Data about app and page elements
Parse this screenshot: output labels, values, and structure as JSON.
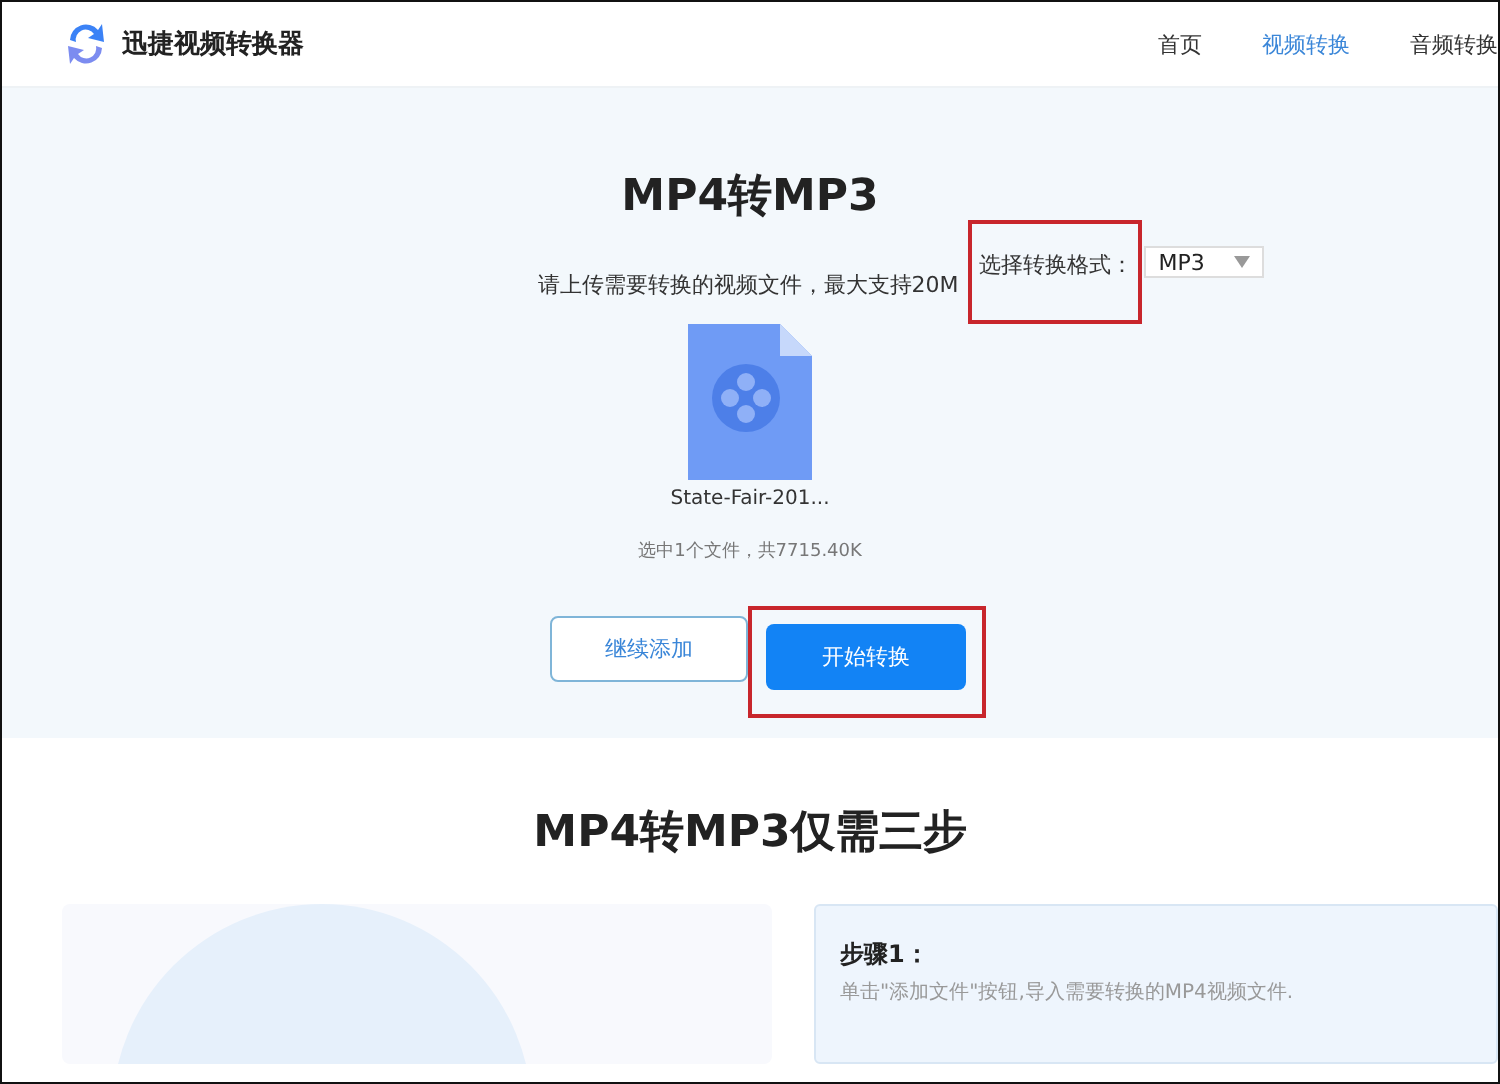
{
  "header": {
    "brand": "迅捷视频转换器",
    "nav": [
      {
        "label": "首页",
        "selected": false
      },
      {
        "label": "视频转换",
        "selected": true
      },
      {
        "label": "音频转换",
        "selected": false
      }
    ]
  },
  "converter": {
    "title": "MP4转MP3",
    "hint": "请上传需要转换的视频文件，最大支持20M",
    "format_label": "选择转换格式：",
    "format_value": "MP3",
    "file_name": "State-Fair-201...",
    "summary": "选中1个文件，共7715.40K",
    "buttons": [
      {
        "label": "继续添加",
        "kind": "secondary"
      },
      {
        "label": "开始转换",
        "kind": "primary"
      }
    ]
  },
  "steps": {
    "title": "MP4转MP3仅需三步",
    "items": [
      {
        "title": "步骤1：",
        "text": "单击\"添加文件\"按钮,导入需要转换的MP4视频文件."
      }
    ]
  }
}
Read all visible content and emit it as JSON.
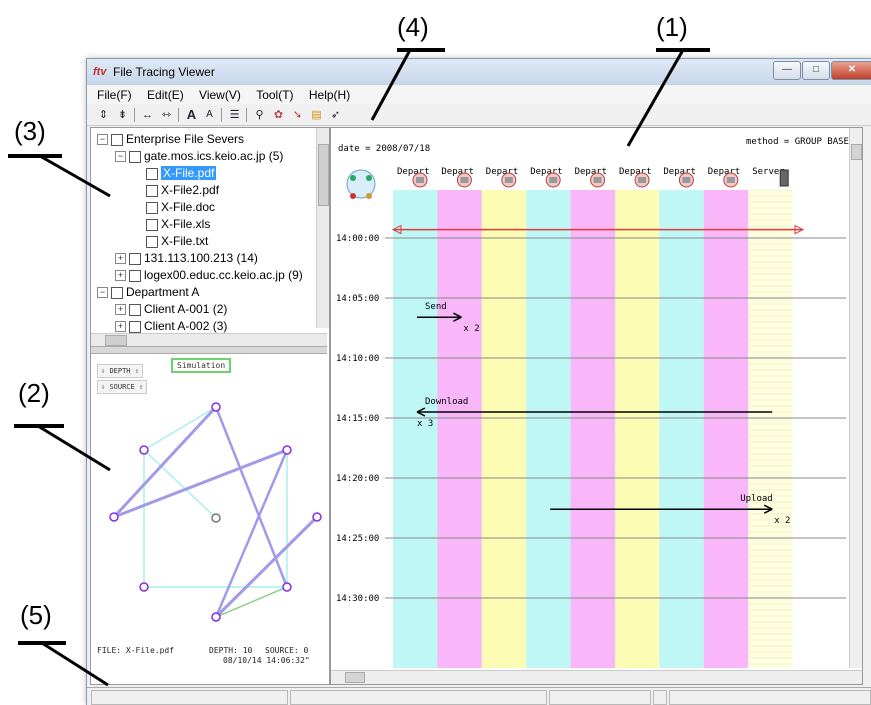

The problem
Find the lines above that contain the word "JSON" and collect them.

Exercise solution
Parse this screenshot: output labels, values, and structure as JSON.
Read all visible content and emit it as JSON.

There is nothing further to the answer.